■ Work item ■
In your copy of the data, include no pictures and alter nothing else.

■ Provided information ■
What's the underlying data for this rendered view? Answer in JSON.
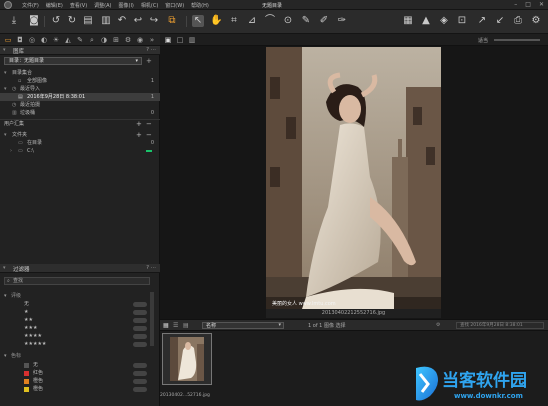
{
  "menubar": {
    "items": [
      "文件(F)",
      "编辑(E)",
      "查看(V)",
      "调整(A)",
      "图像(I)",
      "相机(C)",
      "窗口(W)",
      "帮助(H)"
    ],
    "title": "无题目录",
    "window_controls": [
      "–",
      "□",
      "✕"
    ]
  },
  "left_panel": {
    "library_header": "图库",
    "catalog_selector": "目录：无题目录",
    "catalog_collection_header": "目录集合",
    "rows": [
      {
        "label": "全部图像",
        "count": "1"
      },
      {
        "label": "最近导入",
        "count": ""
      },
      {
        "label": "2016年9月28日 8:38:01",
        "count": "1"
      },
      {
        "label": "最近拍摄",
        "count": ""
      },
      {
        "label": "垃圾桶",
        "count": "0"
      }
    ],
    "user_collections_header": "用户汇集",
    "folders_header": "文件夹",
    "folder_rows": [
      {
        "label": "在目录",
        "count": "0"
      },
      {
        "label": "C:\\",
        "count": ""
      }
    ],
    "filter_header": "过滤器",
    "search_placeholder": "查找",
    "rating_header": "评级",
    "ratings": [
      "无",
      "★",
      "★★",
      "★★★",
      "★★★★",
      "★★★★★"
    ],
    "color_header": "色标",
    "colors": [
      {
        "label": "无",
        "color": "#555555"
      },
      {
        "label": "红色",
        "color": "#d83030"
      },
      {
        "label": "橙色",
        "color": "#e08020"
      },
      {
        "label": "橙色",
        "color": "#e0c020"
      }
    ]
  },
  "viewer": {
    "top_right_label": "适当",
    "photo_caption": "20130402212552716.jpg",
    "photo_watermark_text": "美丽的女人 www.lmtu.com"
  },
  "browser": {
    "sort_label": "名称",
    "status": "1 of 1 图像 选择",
    "search_placeholder": "查找 2016年9月28日 8:38:01",
    "thumb_label": "20130402...52716.jpg"
  },
  "watermark": {
    "brand": "当客软件园",
    "url": "www.downkr.com"
  }
}
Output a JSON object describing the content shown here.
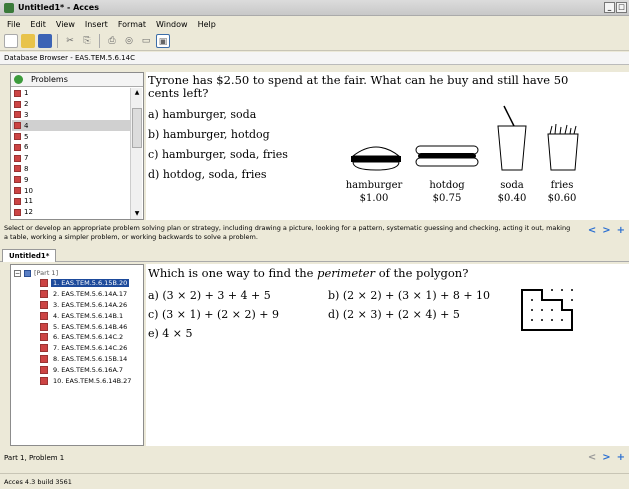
{
  "window": {
    "title": "Untitled1* - Acces",
    "btn_min": "_",
    "btn_max": "□"
  },
  "menu": [
    {
      "label": "File",
      "ul": "F"
    },
    {
      "label": "Edit",
      "ul": "E"
    },
    {
      "label": "View",
      "ul": "V"
    },
    {
      "label": "Insert",
      "ul": "I"
    },
    {
      "label": "Format",
      "ul": "o"
    },
    {
      "label": "Window",
      "ul": "W"
    },
    {
      "label": "Help",
      "ul": "H"
    }
  ],
  "db_browser": "Database Browser - EAS.TEM.5.6.14C",
  "problems_panel": {
    "title": "Problems",
    "items": [
      "1",
      "2",
      "3",
      "4",
      "5",
      "6",
      "7",
      "8",
      "9",
      "10",
      "11",
      "12"
    ],
    "selected_index": 3
  },
  "problem1": {
    "question": "Tyrone has $2.50 to spend at the fair.  What can he buy and still have 50 cents left?",
    "options": [
      "a)  hamburger, soda",
      "b)  hamburger, hotdog",
      "c)  hamburger, soda, fries",
      "d)  hotdog, soda, fries"
    ],
    "foods": [
      {
        "name": "hamburger",
        "price": "$1.00"
      },
      {
        "name": "hotdog",
        "price": "$0.75"
      },
      {
        "name": "soda",
        "price": "$0.40"
      },
      {
        "name": "fries",
        "price": "$0.60"
      }
    ]
  },
  "strategy_text": "Select or develop an appropriate problem solving plan or strategy, including drawing a picture, looking for a pattern, systematic guessing and checking, acting it out, making a table, working a simpler problem, or working backwards to solve a problem.",
  "doc_tab": "Untitled1*",
  "tree": {
    "root": "[Part 1]",
    "items": [
      "1. EAS.TEM.5.6.15B.20",
      "2. EAS.TEM.5.6.14A.17",
      "3. EAS.TEM.5.6.14A.26",
      "4. EAS.TEM.5.6.14B.1",
      "5. EAS.TEM.5.6.14B.46",
      "6. EAS.TEM.5.6.14C.2",
      "7. EAS.TEM.5.6.14C.26",
      "8. EAS.TEM.5.6.15B.14",
      "9. EAS.TEM.5.6.16A.7",
      "10. EAS.TEM.5.6.14B.27"
    ],
    "selected_index": 0
  },
  "problem2": {
    "question_pre": "Which is one way to find the ",
    "question_em": "perimeter",
    "question_post": " of the polygon?",
    "options": {
      "a": "a)  (3 × 2) + 3 + 4 + 5",
      "b": "b)  (2 × 2) + (3 × 1) + 8 + 10",
      "c": "c)  (3 × 1) + (2 × 2) + 9",
      "d": "d)  (2 × 3) + (2 × 4) + 5",
      "e": "e)  4 × 5"
    }
  },
  "part_label": "Part 1, Problem 1",
  "status": "Acces 4.3 build 3561",
  "colors": {
    "accent": "#2b6fd1",
    "selection": "#1d4a9b"
  }
}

■ Solution for this problem ■
What's the underlying data for this rendered view? Answer in JSON.
{
  "menubar": {
    "items": [
      "文件(F)",
      "编辑(E)",
      "查看(V)",
      "调整(A)",
      "图像(I)",
      "相机(C)",
      "窗口(W)",
      "帮助(H)"
    ],
    "title": "无题目录",
    "window_controls": [
      "–",
      "□",
      "✕"
    ]
  },
  "left_panel": {
    "library_header": "图库",
    "catalog_selector": "目录：无题目录",
    "catalog_collection_header": "目录集合",
    "rows": [
      {
        "label": "全部图像",
        "count": "1"
      },
      {
        "label": "最近导入",
        "count": ""
      },
      {
        "label": "2016年9月28日 8:38:01",
        "count": "1"
      },
      {
        "label": "最近拍摄",
        "count": ""
      },
      {
        "label": "垃圾桶",
        "count": "0"
      }
    ],
    "user_collections_header": "用户汇集",
    "folders_header": "文件夹",
    "folder_rows": [
      {
        "label": "在目录",
        "count": "0"
      },
      {
        "label": "C:\\",
        "count": ""
      }
    ],
    "filter_header": "过滤器",
    "search_placeholder": "查找",
    "rating_header": "评级",
    "ratings": [
      "无",
      "★",
      "★★",
      "★★★",
      "★★★★",
      "★★★★★"
    ],
    "color_header": "色标",
    "colors": [
      {
        "label": "无",
        "color": "#555555"
      },
      {
        "label": "红色",
        "color": "#d83030"
      },
      {
        "label": "橙色",
        "color": "#e08020"
      },
      {
        "label": "橙色",
        "color": "#e0c020"
      }
    ]
  },
  "viewer": {
    "top_right_label": "适当",
    "photo_caption": "20130402212552716.jpg",
    "photo_watermark_text": "美丽的女人 www.lmtu.com"
  },
  "browser": {
    "sort_label": "名称",
    "status": "1 of 1 图像 选择",
    "search_placeholder": "查找 2016年9月28日 8:38:01",
    "thumb_label": "20130402...52716.jpg"
  },
  "watermark": {
    "brand": "当客软件园",
    "url": "www.downkr.com"
  }
}
Output a JSON object describing the content shown here.
{
  "window": {
    "title": "Untitled1* - Acces",
    "btn_min": "_",
    "btn_max": "□"
  },
  "menu": [
    {
      "label": "File",
      "ul": "F"
    },
    {
      "label": "Edit",
      "ul": "E"
    },
    {
      "label": "View",
      "ul": "V"
    },
    {
      "label": "Insert",
      "ul": "I"
    },
    {
      "label": "Format",
      "ul": "o"
    },
    {
      "label": "Window",
      "ul": "W"
    },
    {
      "label": "Help",
      "ul": "H"
    }
  ],
  "db_browser": "Database Browser - EAS.TEM.5.6.14C",
  "problems_panel": {
    "title": "Problems",
    "items": [
      "1",
      "2",
      "3",
      "4",
      "5",
      "6",
      "7",
      "8",
      "9",
      "10",
      "11",
      "12"
    ],
    "selected_index": 3
  },
  "problem1": {
    "question": "Tyrone has $2.50 to spend at the fair.  What can he buy and still have 50 cents left?",
    "options": [
      "a)  hamburger, soda",
      "b)  hamburger, hotdog",
      "c)  hamburger, soda, fries",
      "d)  hotdog, soda, fries"
    ],
    "foods": [
      {
        "name": "hamburger",
        "price": "$1.00"
      },
      {
        "name": "hotdog",
        "price": "$0.75"
      },
      {
        "name": "soda",
        "price": "$0.40"
      },
      {
        "name": "fries",
        "price": "$0.60"
      }
    ]
  },
  "strategy_text": "Select or develop an appropriate problem solving plan or strategy, including drawing a picture, looking for a pattern, systematic guessing and checking, acting it out, making a table, working a simpler problem, or working backwards to solve a problem.",
  "doc_tab": "Untitled1*",
  "tree": {
    "root": "[Part 1]",
    "items": [
      "1. EAS.TEM.5.6.15B.20",
      "2. EAS.TEM.5.6.14A.17",
      "3. EAS.TEM.5.6.14A.26",
      "4. EAS.TEM.5.6.14B.1",
      "5. EAS.TEM.5.6.14B.46",
      "6. EAS.TEM.5.6.14C.2",
      "7. EAS.TEM.5.6.14C.26",
      "8. EAS.TEM.5.6.15B.14",
      "9. EAS.TEM.5.6.16A.7",
      "10. EAS.TEM.5.6.14B.27"
    ],
    "selected_index": 0
  },
  "problem2": {
    "question_pre": "Which is one way to find the ",
    "question_em": "perimeter",
    "question_post": " of the polygon?",
    "options": {
      "a": "a)  (3 × 2) + 3 + 4 + 5",
      "b": "b)  (2 × 2) + (3 × 1) + 8 + 10",
      "c": "c)  (3 × 1) + (2 × 2) + 9",
      "d": "d)  (2 × 3) + (2 × 4) + 5",
      "e": "e)  4 × 5"
    }
  },
  "part_label": "Part 1, Problem 1",
  "status": "Acces 4.3 build 3561",
  "colors": {
    "accent": "#2b6fd1",
    "selection": "#1d4a9b"
  }
}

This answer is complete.